**YOUR INSTRUCTIONS:**
Pull every line with "JSON" from the data below and copy it.

[Data entries]
+ + + + + + +
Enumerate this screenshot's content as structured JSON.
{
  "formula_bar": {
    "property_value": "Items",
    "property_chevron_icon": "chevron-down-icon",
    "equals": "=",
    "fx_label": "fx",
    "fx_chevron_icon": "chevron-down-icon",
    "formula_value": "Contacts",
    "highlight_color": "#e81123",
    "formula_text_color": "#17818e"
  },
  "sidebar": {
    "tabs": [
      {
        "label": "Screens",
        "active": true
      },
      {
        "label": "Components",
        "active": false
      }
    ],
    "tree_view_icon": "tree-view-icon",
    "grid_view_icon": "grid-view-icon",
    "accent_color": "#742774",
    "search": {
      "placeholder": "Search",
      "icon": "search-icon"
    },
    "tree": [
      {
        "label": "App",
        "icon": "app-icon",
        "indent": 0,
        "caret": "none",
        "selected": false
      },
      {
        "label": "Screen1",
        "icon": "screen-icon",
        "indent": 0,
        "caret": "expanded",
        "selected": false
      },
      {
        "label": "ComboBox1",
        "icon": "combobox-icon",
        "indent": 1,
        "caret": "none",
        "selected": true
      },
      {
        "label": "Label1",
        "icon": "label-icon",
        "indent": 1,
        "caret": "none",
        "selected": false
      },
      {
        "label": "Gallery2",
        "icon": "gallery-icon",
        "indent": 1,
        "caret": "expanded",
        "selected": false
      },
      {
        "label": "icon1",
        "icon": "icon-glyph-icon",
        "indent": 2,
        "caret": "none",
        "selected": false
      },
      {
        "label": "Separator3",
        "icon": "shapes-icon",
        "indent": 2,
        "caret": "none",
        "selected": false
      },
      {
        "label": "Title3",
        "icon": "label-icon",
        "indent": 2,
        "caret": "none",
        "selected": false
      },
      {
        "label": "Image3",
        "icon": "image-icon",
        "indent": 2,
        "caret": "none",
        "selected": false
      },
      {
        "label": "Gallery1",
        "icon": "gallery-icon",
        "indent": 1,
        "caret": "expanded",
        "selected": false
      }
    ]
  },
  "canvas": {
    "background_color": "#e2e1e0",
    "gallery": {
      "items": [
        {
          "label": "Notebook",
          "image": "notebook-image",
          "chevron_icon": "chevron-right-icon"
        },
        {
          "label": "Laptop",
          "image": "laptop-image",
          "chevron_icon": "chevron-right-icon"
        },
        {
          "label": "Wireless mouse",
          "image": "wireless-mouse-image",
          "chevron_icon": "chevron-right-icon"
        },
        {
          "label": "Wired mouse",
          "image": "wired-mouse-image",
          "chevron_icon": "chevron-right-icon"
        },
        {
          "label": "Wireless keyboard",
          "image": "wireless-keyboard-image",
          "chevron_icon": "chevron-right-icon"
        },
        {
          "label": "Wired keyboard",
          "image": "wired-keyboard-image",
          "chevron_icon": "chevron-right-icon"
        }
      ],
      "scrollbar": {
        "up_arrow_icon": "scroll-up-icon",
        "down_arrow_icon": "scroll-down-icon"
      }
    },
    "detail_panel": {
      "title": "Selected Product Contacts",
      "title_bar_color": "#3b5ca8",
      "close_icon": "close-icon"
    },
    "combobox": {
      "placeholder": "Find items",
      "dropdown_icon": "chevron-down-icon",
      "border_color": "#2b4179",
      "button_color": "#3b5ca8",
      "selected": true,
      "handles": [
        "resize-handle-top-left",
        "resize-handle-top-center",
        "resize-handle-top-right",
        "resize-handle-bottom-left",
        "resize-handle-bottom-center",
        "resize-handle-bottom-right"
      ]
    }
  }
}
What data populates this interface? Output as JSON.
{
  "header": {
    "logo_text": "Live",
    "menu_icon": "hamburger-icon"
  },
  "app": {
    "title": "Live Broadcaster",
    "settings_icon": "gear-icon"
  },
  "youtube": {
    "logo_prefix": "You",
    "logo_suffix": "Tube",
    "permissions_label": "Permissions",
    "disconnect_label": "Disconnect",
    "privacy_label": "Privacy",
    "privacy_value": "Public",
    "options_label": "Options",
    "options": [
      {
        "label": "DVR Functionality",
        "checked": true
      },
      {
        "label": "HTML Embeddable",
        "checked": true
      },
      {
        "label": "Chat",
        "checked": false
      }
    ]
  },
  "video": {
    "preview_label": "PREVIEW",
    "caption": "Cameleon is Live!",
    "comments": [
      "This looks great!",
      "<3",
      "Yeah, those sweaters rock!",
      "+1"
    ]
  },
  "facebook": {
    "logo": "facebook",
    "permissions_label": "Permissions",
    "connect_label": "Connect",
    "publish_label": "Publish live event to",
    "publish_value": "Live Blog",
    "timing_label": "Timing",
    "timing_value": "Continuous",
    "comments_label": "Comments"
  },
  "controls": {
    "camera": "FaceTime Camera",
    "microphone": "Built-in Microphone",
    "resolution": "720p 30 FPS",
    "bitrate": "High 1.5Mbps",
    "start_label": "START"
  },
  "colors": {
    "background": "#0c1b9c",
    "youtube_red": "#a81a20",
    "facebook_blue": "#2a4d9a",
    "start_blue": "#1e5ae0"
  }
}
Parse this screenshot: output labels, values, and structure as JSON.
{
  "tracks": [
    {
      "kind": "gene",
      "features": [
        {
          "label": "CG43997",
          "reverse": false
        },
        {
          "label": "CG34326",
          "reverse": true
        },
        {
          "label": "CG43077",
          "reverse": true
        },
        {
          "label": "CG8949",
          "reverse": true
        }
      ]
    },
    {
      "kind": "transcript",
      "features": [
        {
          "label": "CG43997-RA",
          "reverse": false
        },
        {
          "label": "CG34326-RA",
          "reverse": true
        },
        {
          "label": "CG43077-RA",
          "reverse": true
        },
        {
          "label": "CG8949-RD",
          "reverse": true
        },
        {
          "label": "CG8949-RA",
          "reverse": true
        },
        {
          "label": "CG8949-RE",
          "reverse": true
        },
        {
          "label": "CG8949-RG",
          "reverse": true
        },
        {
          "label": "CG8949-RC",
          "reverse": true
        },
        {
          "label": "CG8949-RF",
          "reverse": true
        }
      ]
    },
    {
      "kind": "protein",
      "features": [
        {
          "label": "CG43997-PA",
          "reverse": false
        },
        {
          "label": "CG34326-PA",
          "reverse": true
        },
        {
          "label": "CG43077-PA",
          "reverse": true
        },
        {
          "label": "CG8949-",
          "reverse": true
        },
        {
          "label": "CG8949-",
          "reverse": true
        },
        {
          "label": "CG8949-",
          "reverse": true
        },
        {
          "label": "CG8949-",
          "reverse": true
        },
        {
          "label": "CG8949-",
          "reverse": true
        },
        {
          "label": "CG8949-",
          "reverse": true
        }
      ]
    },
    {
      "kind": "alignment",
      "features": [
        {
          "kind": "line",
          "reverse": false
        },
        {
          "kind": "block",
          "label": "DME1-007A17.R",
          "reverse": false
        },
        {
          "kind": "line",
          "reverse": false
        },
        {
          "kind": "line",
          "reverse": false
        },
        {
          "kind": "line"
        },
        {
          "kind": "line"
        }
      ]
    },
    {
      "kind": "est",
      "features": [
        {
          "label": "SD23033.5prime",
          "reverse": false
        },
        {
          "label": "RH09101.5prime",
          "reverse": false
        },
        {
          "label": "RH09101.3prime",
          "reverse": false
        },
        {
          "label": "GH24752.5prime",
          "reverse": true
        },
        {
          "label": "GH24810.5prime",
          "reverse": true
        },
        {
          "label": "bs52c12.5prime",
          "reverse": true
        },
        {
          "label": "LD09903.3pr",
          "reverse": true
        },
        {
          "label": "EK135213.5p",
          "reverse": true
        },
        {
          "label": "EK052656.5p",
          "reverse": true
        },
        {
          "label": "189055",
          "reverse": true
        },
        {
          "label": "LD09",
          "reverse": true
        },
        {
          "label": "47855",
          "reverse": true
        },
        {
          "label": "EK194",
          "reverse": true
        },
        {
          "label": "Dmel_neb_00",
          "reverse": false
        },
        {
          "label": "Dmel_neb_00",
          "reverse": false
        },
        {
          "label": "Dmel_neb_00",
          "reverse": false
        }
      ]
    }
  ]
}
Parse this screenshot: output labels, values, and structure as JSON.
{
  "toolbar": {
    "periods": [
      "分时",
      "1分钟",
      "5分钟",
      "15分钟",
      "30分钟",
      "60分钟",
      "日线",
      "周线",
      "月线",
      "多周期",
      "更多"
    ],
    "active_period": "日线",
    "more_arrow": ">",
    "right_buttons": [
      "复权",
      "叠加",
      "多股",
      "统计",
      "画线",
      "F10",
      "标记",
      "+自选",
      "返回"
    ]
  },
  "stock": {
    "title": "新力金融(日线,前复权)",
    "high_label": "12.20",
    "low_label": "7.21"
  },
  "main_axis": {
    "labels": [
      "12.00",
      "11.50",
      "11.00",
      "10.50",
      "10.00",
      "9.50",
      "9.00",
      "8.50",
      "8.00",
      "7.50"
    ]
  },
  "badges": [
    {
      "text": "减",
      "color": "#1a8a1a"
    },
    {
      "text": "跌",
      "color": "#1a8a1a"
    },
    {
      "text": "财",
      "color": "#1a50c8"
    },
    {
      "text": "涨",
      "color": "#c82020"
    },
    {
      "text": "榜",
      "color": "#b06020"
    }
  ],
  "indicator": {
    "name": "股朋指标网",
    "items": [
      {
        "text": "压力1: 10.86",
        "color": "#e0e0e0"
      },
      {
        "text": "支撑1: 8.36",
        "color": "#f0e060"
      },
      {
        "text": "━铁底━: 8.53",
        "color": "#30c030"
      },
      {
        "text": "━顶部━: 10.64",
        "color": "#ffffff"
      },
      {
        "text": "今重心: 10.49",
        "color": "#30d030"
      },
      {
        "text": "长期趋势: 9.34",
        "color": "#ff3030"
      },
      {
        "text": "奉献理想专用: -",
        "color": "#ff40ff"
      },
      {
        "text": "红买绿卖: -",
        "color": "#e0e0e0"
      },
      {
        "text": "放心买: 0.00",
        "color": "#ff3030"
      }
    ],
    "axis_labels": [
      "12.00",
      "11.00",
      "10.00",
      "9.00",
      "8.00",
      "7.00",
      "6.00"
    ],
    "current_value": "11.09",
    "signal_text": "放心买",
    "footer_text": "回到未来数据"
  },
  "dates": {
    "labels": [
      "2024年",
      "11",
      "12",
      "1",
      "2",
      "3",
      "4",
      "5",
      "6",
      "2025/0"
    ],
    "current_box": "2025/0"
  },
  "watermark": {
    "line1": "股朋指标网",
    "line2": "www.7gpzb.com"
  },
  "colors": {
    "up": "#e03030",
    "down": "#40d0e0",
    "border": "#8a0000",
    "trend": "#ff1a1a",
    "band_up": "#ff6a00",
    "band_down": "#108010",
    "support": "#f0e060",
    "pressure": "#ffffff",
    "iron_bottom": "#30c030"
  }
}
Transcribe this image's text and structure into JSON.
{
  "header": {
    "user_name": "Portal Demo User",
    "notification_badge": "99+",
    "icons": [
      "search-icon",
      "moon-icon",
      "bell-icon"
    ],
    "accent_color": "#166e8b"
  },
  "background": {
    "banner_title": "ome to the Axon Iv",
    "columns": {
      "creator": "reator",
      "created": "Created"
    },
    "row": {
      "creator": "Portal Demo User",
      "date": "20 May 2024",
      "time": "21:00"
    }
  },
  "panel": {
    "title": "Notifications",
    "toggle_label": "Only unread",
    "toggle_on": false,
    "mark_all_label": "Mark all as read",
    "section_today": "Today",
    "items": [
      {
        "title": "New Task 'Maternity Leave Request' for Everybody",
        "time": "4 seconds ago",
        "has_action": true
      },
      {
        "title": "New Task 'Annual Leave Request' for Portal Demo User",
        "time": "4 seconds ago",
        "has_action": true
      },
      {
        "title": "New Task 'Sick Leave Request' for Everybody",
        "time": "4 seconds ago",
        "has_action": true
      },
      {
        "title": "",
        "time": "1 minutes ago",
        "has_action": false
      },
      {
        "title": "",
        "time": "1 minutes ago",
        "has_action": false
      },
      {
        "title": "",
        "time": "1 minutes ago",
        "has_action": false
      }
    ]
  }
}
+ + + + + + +
**SOLUTION TO THE EXERCISE:**
Enumerate this screenshot's content as structured JSON.
What data populates this interface? Output as JSON.
Parse this screenshot: output labels, values, and structure as JSON.
Parse this screenshot: output labels, values, and structure as JSON.
Transcribe this image's text and structure into JSON.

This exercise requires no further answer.